The Yukon government and the Liard First Nation are touting a new agreement that's intended to improve access to a mineral-rich area of southeast Yukon.
The planned upgrades to the Nahanni Range Road were first announced in 2017, as part of the Yukon Resource Gateway Project — a $360-million project funded by the federal and Yukon governments.
The new agreement means the Liard First Nation is on board with the first phase of the Nahanni Range Road project, and will see direct benefits. The first phase will see $17-million worth of work done on the road, including the replacement of a couple of bridges.
"The road goes through the heart of Kaska territory. A lot of our citizens exercise their traditional resource harvesting rights there," said George Morgan, chief of the Liard First Nation.
"Just from an engagement perspective, from a process perspective, I think this was a bit of a benchmark for the Yukon government," he said, referring to the agreement.
The deal means First Nation members will be trained and hired to do things like vegetation clearing, wildlife monitoring, and other work.

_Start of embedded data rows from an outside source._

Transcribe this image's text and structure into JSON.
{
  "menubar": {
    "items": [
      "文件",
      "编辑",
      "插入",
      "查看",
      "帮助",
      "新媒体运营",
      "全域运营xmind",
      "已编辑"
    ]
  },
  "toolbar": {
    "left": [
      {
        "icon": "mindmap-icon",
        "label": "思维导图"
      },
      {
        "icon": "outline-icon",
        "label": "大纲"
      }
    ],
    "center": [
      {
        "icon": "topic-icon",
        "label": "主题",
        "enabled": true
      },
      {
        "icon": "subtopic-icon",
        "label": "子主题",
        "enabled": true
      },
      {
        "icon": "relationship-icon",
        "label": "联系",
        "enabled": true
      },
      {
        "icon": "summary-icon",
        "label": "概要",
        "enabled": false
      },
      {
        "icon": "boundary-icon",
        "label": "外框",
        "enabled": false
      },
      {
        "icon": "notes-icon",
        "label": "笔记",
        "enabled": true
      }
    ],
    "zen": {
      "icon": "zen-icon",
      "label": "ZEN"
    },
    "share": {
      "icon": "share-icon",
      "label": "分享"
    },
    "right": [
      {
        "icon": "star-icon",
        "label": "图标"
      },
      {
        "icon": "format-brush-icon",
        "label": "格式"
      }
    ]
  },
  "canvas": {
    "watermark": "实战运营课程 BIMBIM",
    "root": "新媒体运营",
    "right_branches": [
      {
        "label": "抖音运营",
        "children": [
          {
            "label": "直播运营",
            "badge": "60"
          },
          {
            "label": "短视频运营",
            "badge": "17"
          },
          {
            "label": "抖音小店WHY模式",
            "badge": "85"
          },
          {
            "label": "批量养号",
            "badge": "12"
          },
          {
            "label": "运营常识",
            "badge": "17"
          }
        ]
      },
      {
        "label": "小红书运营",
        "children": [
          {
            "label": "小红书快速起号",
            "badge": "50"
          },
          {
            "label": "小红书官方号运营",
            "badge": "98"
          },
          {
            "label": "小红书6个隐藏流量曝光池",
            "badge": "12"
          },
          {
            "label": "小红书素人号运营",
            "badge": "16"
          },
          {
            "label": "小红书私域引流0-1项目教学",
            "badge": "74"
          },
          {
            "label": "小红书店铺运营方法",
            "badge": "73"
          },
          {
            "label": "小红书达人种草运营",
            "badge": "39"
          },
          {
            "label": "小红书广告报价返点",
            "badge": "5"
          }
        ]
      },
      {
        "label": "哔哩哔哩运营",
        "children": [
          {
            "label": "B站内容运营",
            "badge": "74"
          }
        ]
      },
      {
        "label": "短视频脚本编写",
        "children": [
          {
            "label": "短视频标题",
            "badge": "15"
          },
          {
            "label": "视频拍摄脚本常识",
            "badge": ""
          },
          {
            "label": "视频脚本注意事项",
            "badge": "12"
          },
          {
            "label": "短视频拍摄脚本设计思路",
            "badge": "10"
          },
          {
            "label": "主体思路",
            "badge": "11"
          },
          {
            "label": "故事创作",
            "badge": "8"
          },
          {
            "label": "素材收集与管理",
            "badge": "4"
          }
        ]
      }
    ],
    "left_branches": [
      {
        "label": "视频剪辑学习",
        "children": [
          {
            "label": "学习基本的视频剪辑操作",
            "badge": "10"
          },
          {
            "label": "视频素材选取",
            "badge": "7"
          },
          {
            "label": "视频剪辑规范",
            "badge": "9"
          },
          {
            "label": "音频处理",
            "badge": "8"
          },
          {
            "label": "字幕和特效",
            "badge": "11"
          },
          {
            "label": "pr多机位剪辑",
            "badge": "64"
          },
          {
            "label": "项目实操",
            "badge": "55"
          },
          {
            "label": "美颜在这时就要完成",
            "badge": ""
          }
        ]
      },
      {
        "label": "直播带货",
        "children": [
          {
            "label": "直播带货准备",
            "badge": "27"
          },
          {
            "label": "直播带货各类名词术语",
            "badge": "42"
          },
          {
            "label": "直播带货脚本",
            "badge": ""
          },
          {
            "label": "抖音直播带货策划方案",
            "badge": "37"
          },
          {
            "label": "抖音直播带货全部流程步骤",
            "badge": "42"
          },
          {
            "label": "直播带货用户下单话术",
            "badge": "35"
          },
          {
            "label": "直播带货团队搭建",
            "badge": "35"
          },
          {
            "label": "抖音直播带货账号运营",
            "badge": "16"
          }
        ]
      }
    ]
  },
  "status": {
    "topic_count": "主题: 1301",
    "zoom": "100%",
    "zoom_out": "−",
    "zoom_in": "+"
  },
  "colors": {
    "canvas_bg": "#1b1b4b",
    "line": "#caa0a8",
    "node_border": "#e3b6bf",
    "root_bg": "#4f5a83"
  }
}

A joint committee will also be established to look for ways to minimize the negative impacts of the project.
"We pushed hard to have a committee set up that will be funded," Morgan said.
"We'll look at the impacts beginning in phase one, and all the way through ... we need to make sure that the environmental and the and the socioeconomic impacts are considered."
Ranj Pillai, Yukon's mines minister, says the project will benefit all Yukoners by improving access to "world-class" mineral deposits.
"From what's been explored, there's been some very significant deposits that have been found — from gold, to zinc, and so on," Pillai said.
The existing road connects the Robert Campbell Highway, north of Watson Lake, to the Yukon/N.W.T. border. Two mining companies currently use the road for projects in the area — Golden Predator Mining, and Selwyn Chihong.
Pillai says it's important that First Nations are consulted and included from the beginning of the upgrade work.
"There is a lot of things that have to be figured out before you start building a very significant road. So that's the work that had to be done," he said.
"In this particular case, we feel we're building a foundation that gets us the proper pathway, where everybody is respected ... It's a big balancing act for all of us, for the leadership at [Liard First Nation], as well as our government."
Work could begin in a few months.
"We are hoping that maybe we can get going on some work next summer, and put some people to work," said Morgan.